DIRECTIONS: Skip the images and return the records below exactly.

DATA EXCERPTS:
_ _ _

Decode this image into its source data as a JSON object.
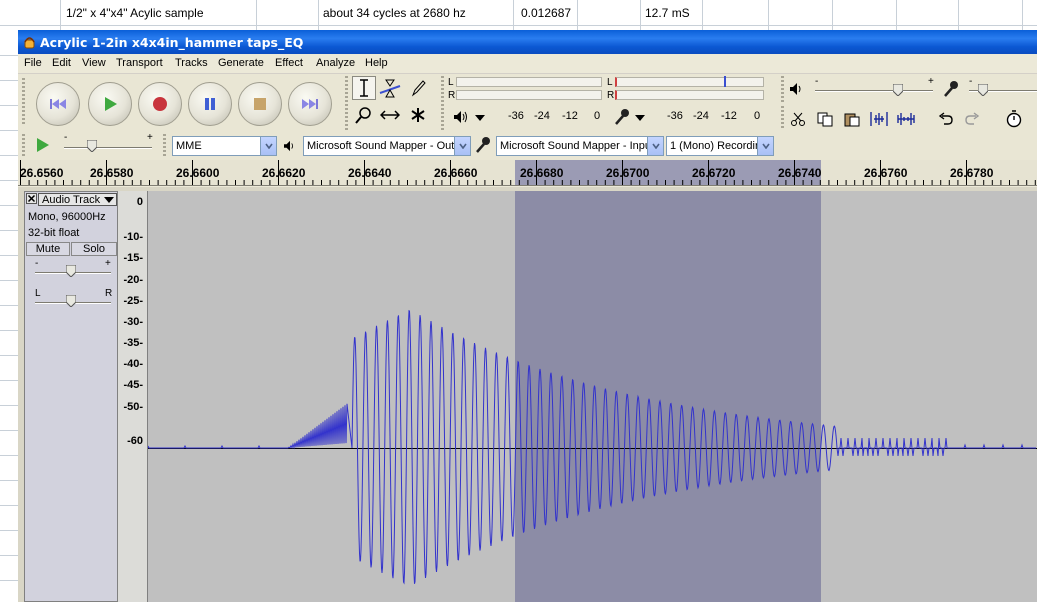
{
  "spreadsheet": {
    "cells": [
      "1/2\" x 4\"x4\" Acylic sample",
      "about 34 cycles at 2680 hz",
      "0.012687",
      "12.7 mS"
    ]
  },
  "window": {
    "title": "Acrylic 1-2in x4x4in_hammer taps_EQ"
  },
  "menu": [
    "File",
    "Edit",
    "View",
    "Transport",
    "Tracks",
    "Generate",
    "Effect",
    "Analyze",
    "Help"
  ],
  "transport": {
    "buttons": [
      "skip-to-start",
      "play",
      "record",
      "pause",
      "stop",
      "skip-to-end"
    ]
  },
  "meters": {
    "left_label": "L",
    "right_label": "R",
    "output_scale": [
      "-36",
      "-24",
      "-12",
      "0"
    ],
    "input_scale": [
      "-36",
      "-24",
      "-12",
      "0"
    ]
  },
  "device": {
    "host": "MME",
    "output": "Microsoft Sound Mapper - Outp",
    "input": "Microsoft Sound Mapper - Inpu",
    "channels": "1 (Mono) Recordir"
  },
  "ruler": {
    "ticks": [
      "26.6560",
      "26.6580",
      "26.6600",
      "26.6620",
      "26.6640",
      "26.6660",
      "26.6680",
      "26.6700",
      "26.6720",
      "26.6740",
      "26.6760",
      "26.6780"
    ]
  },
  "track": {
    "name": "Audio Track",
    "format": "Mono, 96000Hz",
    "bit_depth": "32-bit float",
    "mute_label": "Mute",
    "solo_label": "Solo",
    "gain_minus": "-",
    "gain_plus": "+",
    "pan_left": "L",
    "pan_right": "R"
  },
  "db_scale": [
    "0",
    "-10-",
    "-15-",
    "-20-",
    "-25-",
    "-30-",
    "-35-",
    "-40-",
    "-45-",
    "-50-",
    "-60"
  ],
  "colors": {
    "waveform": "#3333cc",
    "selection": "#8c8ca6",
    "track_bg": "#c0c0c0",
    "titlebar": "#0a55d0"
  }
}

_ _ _

YOUR SOLUTION:
Decode this image into its source data as a JSON object.
{
  "spreadsheet": {
    "cells": [
      "1/2\" x 4\"x4\" Acylic sample",
      "about 34 cycles at 2680 hz",
      "0.012687",
      "12.7 mS"
    ]
  },
  "window": {
    "title": "Acrylic 1-2in x4x4in_hammer taps_EQ"
  },
  "menu": [
    "File",
    "Edit",
    "View",
    "Transport",
    "Tracks",
    "Generate",
    "Effect",
    "Analyze",
    "Help"
  ],
  "transport": {
    "buttons": [
      "skip-to-start",
      "play",
      "record",
      "pause",
      "stop",
      "skip-to-end"
    ]
  },
  "meters": {
    "left_label": "L",
    "right_label": "R",
    "output_scale": [
      "-36",
      "-24",
      "-12",
      "0"
    ],
    "input_scale": [
      "-36",
      "-24",
      "-12",
      "0"
    ]
  },
  "device": {
    "host": "MME",
    "output": "Microsoft Sound Mapper - Outp",
    "input": "Microsoft Sound Mapper - Inpu",
    "channels": "1 (Mono) Recordir"
  },
  "ruler": {
    "ticks": [
      "26.6560",
      "26.6580",
      "26.6600",
      "26.6620",
      "26.6640",
      "26.6660",
      "26.6680",
      "26.6700",
      "26.6720",
      "26.6740",
      "26.6760",
      "26.6780"
    ]
  },
  "track": {
    "name": "Audio Track",
    "format": "Mono, 96000Hz",
    "bit_depth": "32-bit float",
    "mute_label": "Mute",
    "solo_label": "Solo",
    "gain_minus": "-",
    "gain_plus": "+",
    "pan_left": "L",
    "pan_right": "R"
  },
  "db_scale": [
    "0",
    "-10-",
    "-15-",
    "-20-",
    "-25-",
    "-30-",
    "-35-",
    "-40-",
    "-45-",
    "-50-",
    "-60"
  ],
  "colors": {
    "waveform": "#3333cc",
    "selection": "#8c8ca6",
    "track_bg": "#c0c0c0",
    "titlebar": "#0a55d0"
  }
}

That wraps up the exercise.